Ever wonder whether the changes you made to your chatbot lead to an unexpected regression issue? Or if your chatbot is performing at its best across different versions?
We have thought the same and so we are proud to announce our new Bot Testing feature! With the rollout of this new feature, you will now be able to create test scenarios to ensure your chatbot is performing at its best. You can automate testing of the most-used test sentences with a “record and play” option to verify the expected response from the bots whenever new changes are made to the skills and intents of the bot or to the platform.
It helps bot developers to:
- Reduce the time needed for testing working scenarios for bots
- Detect and fix regressions quickly to assure quality
Let’s walkthrough on how to test your chatbot and ensure a consistent end-user experience.
NOTE: The Bot Testing feature is available only for the Enterprise Edition of SAP Conversational AI. It is currently not available for FAQ chatbots.
What you will need:
- A chatbot with skills, intents, and entities that you want to test. Please follow this tutorial to build your first chatbot.
- An account on SAP Conversational AI.
A bit about the bot
Today we are going to test a movie bot! Our movie bot takes in genre, language, and recording details from the user and suggests a movie.
Currently, we have a version ‘v1’ of the bot. Later, we will create a new version and add a movie theater suggestion functionality to it. We will then observe if the changes have affected our previous version ‘v1’.
NOTE: Check the Roles and Permissions section for read and write capabilities.
Step 1: Create your test document
First, we need to create a test document that is composed of test cases. A test case is an expression with its corresponding intent, entities, and skills.
Select your bot and go to the ‘TEST’ tab. On the Test Overview page, click the ‘+New’ button and enter your test document name. You will now see your test document created on the Overview page.
Step 2: Add expressions to test
Now we can add expressions to our test document. These expressions are the expected user inputs to your chatbot. Select the edit (pencil icon) besides the ‘Total test cases’ or click on the overflow menu (three dots) and select ‘Manage test cases’.
Click the ‘+New Expression’ button and enter an expression that you would like to test. You can now view the skill, intent, and entities that would be triggered when the user inputs the expression.
NOTE: Add multiple expressions to cover various scenarios the user might enter. The more expressions entered, the better your bot will be!
Step 3: Run your tests
It’s time to run some tests! Go back to the ‘Overview’ tab and click on the ‘RUN’ button against your document. Select the bot version ‘v1’ to run your tests against it and hit RUN!
Step 4: View your results
After a successful run, you will now see the test details within the results bar. A red bar indicates that some test cases have failed. Also, you can see the number of test cases that have failed. If none of the test cases have failed, you will see a full green bar! Hooray!
Now, we wish to add new functionality to the bot.
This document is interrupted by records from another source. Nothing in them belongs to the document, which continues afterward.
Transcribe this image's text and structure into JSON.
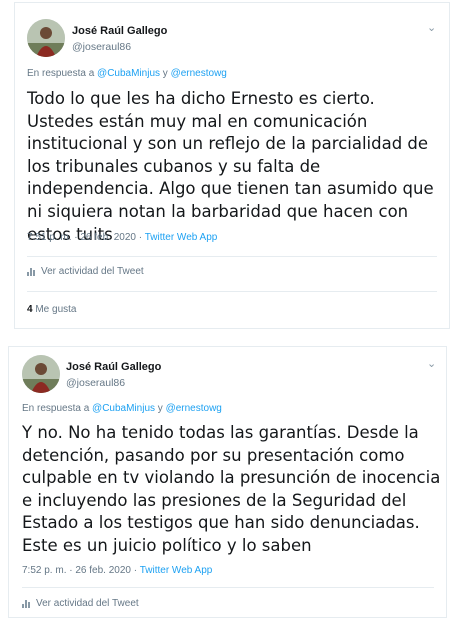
{
  "tweets": [
    {
      "name": "José Raúl Gallego",
      "handle": "@joseraul86",
      "reply_prefix": "En respuesta a",
      "reply_user1": "@CubaMinjus",
      "reply_and": "y",
      "reply_user2": "@ernestowg",
      "text": "Todo lo que les ha dicho Ernesto es cierto. Ustedes están muy mal en comunicación institucional y son un reflejo de la parcialidad de los tribunales cubanos y su falta de independencia. Algo que tienen tan asumido que ni siquiera notan la barbaridad que hacen con estos tuits",
      "time": "7:51 p. m. · 26 feb. 2020",
      "sep": "·",
      "source": "Twitter Web App",
      "activity": "Ver actividad del Tweet",
      "likes_count": "4",
      "likes_label": "Me gusta"
    },
    {
      "name": "José Raúl Gallego",
      "handle": "@joseraul86",
      "reply_prefix": "En respuesta a",
      "reply_user1": "@CubaMinjus",
      "reply_and": "y",
      "reply_user2": "@ernestowg",
      "text": "Y no. No ha tenido todas las garantías. Desde la detención, pasando por su presentación como culpable en tv violando la presunción de inocencia e incluyendo las presiones de la Seguridad del Estado a los testigos que han sido denunciadas. Este es un juicio político y lo saben",
      "time": "7:52 p. m. · 26 feb. 2020",
      "sep": "·",
      "source": "Twitter Web App",
      "activity": "Ver actividad del Tweet"
    }
  ],
  "icons": {
    "more": "chevron-down-icon",
    "activity": "bar-chart-icon"
  },
  "colors": {
    "link": "#1da1f2",
    "secondary": "#657786",
    "text": "#14171a",
    "border": "#e6ecf0"
  }
}
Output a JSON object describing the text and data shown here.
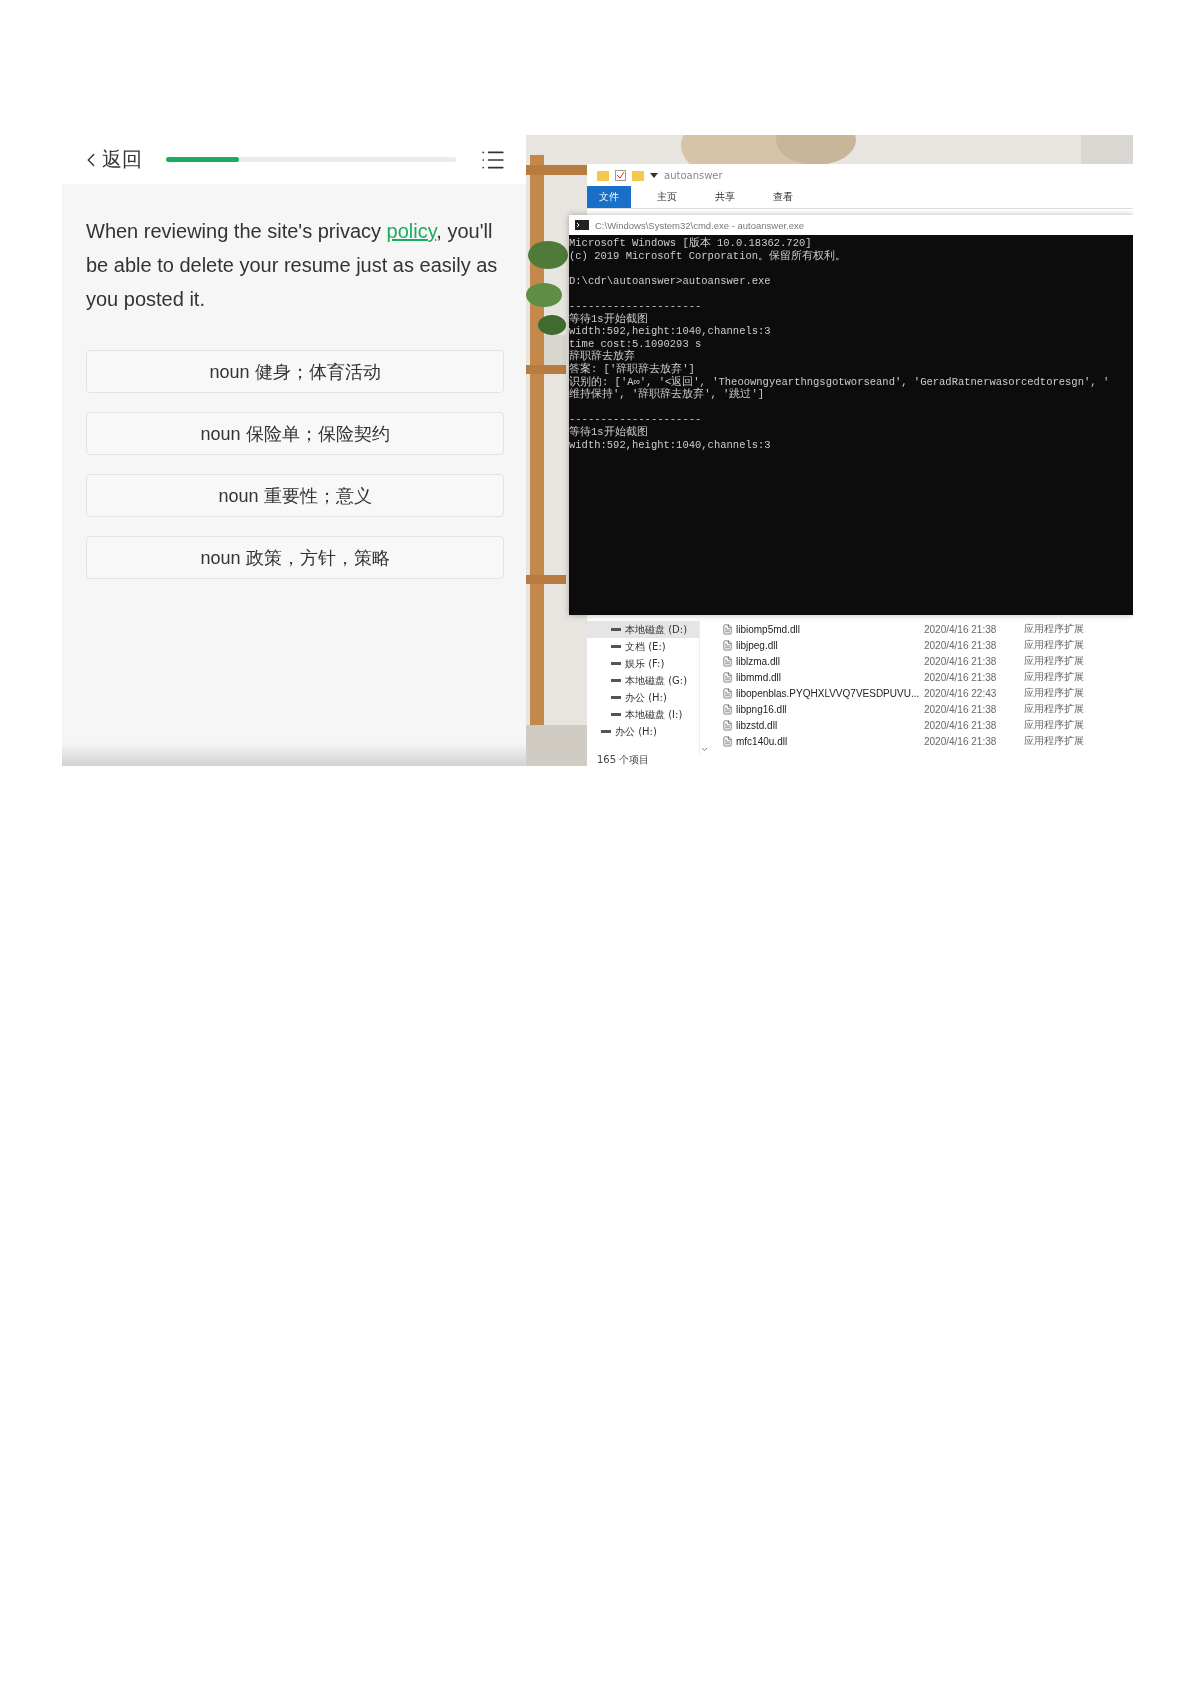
{
  "quiz": {
    "back_label": "返回",
    "progress": {
      "level": 0.25
    },
    "question": {
      "before": "When reviewing the site's privacy ",
      "link": "policy",
      "after": ", you'll be able to delete your resume just as easily as you posted it."
    },
    "options": [
      {
        "text": "noun 健身；体育活动"
      },
      {
        "text": "noun 保险单；保险契约"
      },
      {
        "text": "noun 重要性；意义"
      },
      {
        "text": "noun 政策，方针，策略"
      }
    ]
  },
  "desktop": {
    "explorer": {
      "title": "autoanswer",
      "ribbon_tabs": [
        {
          "label": "文件",
          "selected": true
        },
        {
          "label": "主页",
          "selected": false
        },
        {
          "label": "共享",
          "selected": false
        },
        {
          "label": "查看",
          "selected": false
        }
      ],
      "nav_tree": [
        {
          "children": [
            {
              "label": "本地磁盘 (D:)",
              "selected": true
            },
            {
              "label": "文档 (E:)",
              "selected": false
            },
            {
              "label": "娱乐 (F:)",
              "selected": false
            },
            {
              "label": "本地磁盘 (G:)",
              "selected": false
            },
            {
              "label": "办公 (H:)",
              "selected": false
            },
            {
              "label": "本地磁盘 (I:)",
              "selected": false
            }
          ]
        },
        {
          "label": "办公 (H:)",
          "selected": false
        }
      ],
      "files": [
        {
          "name": "libiomp5md.dll",
          "modified": "2020/4/16 21:38",
          "type": "应用程序扩展"
        },
        {
          "name": "libjpeg.dll",
          "modified": "2020/4/16 21:38",
          "type": "应用程序扩展"
        },
        {
          "name": "liblzma.dll",
          "modified": "2020/4/16 21:38",
          "type": "应用程序扩展"
        },
        {
          "name": "libmmd.dll",
          "modified": "2020/4/16 21:38",
          "type": "应用程序扩展"
        },
        {
          "name": "libopenblas.PYQHXLVVQ7VESDPUVU...",
          "modified": "2020/4/16 22:43",
          "type": "应用程序扩展"
        },
        {
          "name": "libpng16.dll",
          "modified": "2020/4/16 21:38",
          "type": "应用程序扩展"
        },
        {
          "name": "libzstd.dll",
          "modified": "2020/4/16 21:38",
          "type": "应用程序扩展"
        },
        {
          "name": "mfc140u.dll",
          "modified": "2020/4/16 21:38",
          "type": "应用程序扩展"
        }
      ],
      "status": "165 个项目"
    },
    "console": {
      "title": "C:\\Windows\\System32\\cmd.exe - autoanswer.exe",
      "blocks": [
        [
          "Microsoft Windows [版本 10.0.18362.720]",
          "(c) 2019 Microsoft Corporation。保留所有权利。"
        ],
        [
          "D:\\cdr\\autoanswer>autoanswer.exe"
        ],
        [
          "---------------------",
          "等待1s开始截图",
          "width:592,height:1040,channels:3",
          "time cost:5.1090293 s",
          "辞职辞去放弃",
          "答案: ['辞职辞去放弃']",
          "识别的: ['A∞', '<返回', 'Theoowngyearthngsgotworseand', 'GeradRatnerwasorcedtoresgn', '",
          "维持保持', '辞职辞去放弃', '跳过']"
        ],
        [
          "---------------------",
          "等待1s开始截图",
          "width:592,height:1040,channels:3"
        ]
      ]
    }
  }
}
We will first create a new version ‘v2’ of the bot from the previous version ‘v1’. We add a skill ‘get-theater’ which will be triggered when the @get-theaters intent is detected.
Let us run our test document against ‘v2’.
We can see that two of the test cases have failed! Select the link indicating the number of failed results against your test document. You will be redirected to the test result details page on the ‘Document’ tab.
Here you can view the errors that might be due to a mismatched skill, intent, or an entity. On clicking the arrow on the right side of an expression, more details will be listed.
NOTE: You can see the details only if there are any failed tests. The details of successful test runs are not displayed.
NOTE: Add more test cases based on the results to improve the intents and entities in your bot.
To add more test cases to an existing test document, in the Overview page, click the overflow menu (three dots) and select ‘Manage Test Cases’.
If the run was unsuccessful, a red exclamation icon is displayed. You can click on it to view the error. You then need to re-run your test.
Step 5: Run multiple tests on your test document
After adding more test cases and updating the skills, intents, and entity set for the bot, you can start a new RUN against the bot version. To view all the test runs of a test document, you can select ‘View results’ from the overflow menu (three dots) on the right.
The list displays the test date, version, and results. To view the test run details, select the arrows on the right and you will be redirected to the details page.
Roles and permissions
With Read-only access, you may only view test cases and test runs.
With Read and Write access, you may also run, add, and delete test cases.
For a bot that belongs to a specific owner, a collaborator is assigned Read and Write permissions by default.
If your bot is a part of an organization, you will need the administrator to define the permissions as Read-only or Read and Write.
Currently, the permissions of the ‘Testing’ feature will be the same as the permissions set for the ‘Train’ feature of the bot.
We hope you now feel empowered to properly test your bot across various versions. We are continuously working on enhancing the bot testing experience to provide more flexibility and robustness with features in our roadmap. So, stay tuned for more and let us know your feedback!
For more information about our Bot Testing feature, please watch this video: